Vietnamese President Truong Tan Sang has said placing the anti-corruption committee under the Party as has been decided is the best way to end corruption in the country.
At a recent meeting the Party decided to restructure the system by placing the Central Guidance Board for Anti-corruption under the Party general secretary. Hitherto, it was under the Prime Minister.
“The previous board made several gains in preventing waste and corruption, but not to the extent expected by the people,” Sang told Tuoi Tre newspaper in an interview.
Considering Vietnam’s political system, having Party members in the board and the Party chief as the board’s leader was the best possible move.
“I believe there will be positive developments.
“We have no other choice but succeed this time, even if we have to resort to painful methods.”
A typical sign of corruption in Vietnam was government officials having “abnormal” assets and incomes.
But verifying them was a “huge” task, and the job would only become easier if Vietnam’s payment system switched from cash to credit cards.
“When cash is popular, there are risks of illegal incomes, of money laundering through real estate, stock, and banking channels.”
New report confirms corruption as entrenched as ever, Thanh Nien, Apr 13, 2012
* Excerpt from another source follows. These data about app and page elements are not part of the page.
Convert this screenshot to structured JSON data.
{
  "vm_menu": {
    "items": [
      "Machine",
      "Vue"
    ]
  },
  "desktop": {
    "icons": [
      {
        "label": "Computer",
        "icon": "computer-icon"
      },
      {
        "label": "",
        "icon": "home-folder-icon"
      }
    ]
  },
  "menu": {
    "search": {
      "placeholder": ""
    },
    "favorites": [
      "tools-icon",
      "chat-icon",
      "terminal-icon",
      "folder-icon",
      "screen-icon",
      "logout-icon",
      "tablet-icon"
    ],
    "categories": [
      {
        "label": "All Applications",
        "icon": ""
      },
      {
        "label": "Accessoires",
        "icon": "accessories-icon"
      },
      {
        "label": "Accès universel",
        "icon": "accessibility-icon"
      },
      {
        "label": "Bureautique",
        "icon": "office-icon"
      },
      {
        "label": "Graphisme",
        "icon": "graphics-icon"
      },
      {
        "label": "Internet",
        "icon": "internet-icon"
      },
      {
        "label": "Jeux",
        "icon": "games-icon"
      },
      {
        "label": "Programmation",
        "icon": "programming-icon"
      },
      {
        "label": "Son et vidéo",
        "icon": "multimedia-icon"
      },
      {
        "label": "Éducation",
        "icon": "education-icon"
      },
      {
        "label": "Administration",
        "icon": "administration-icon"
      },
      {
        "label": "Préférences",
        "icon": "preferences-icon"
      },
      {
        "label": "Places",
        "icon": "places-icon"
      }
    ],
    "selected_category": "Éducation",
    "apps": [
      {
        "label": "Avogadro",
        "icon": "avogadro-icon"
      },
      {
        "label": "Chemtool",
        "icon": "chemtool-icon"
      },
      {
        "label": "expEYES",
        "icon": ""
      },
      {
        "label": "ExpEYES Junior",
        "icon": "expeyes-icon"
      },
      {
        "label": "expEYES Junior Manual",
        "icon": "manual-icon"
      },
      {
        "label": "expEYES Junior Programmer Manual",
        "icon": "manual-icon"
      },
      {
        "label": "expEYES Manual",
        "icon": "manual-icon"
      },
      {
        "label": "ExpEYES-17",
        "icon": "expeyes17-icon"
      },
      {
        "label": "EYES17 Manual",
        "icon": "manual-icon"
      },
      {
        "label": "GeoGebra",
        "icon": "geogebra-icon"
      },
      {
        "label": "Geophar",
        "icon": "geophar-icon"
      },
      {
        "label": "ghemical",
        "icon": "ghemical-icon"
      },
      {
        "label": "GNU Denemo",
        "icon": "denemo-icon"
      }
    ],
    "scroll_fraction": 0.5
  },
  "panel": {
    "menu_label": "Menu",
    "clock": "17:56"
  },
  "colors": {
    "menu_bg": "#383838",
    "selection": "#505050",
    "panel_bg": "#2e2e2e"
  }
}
Sixty-three percent of respondents to the survey by the Vietnam Chamber of Commerce and Industry (VCCI) said sending gifts, money to express gratitude to government officials is a common custom. 48 percent of companies interviewed were willing to pay bribes – often in the form of cash, luxury vacations, or lavish dinners – in a bid to win contracts to provide items or services to the public sector, the study said.
Some 70 percent of respondents agreed with the statement: “In case of working with government offices, give money first and everything will be easy.”
And a staggering 90 percent agreed that “it is impossible to eliminate corruption in a relation-based business culture.”
But none of this is very different from the findings of other reports issued years ago.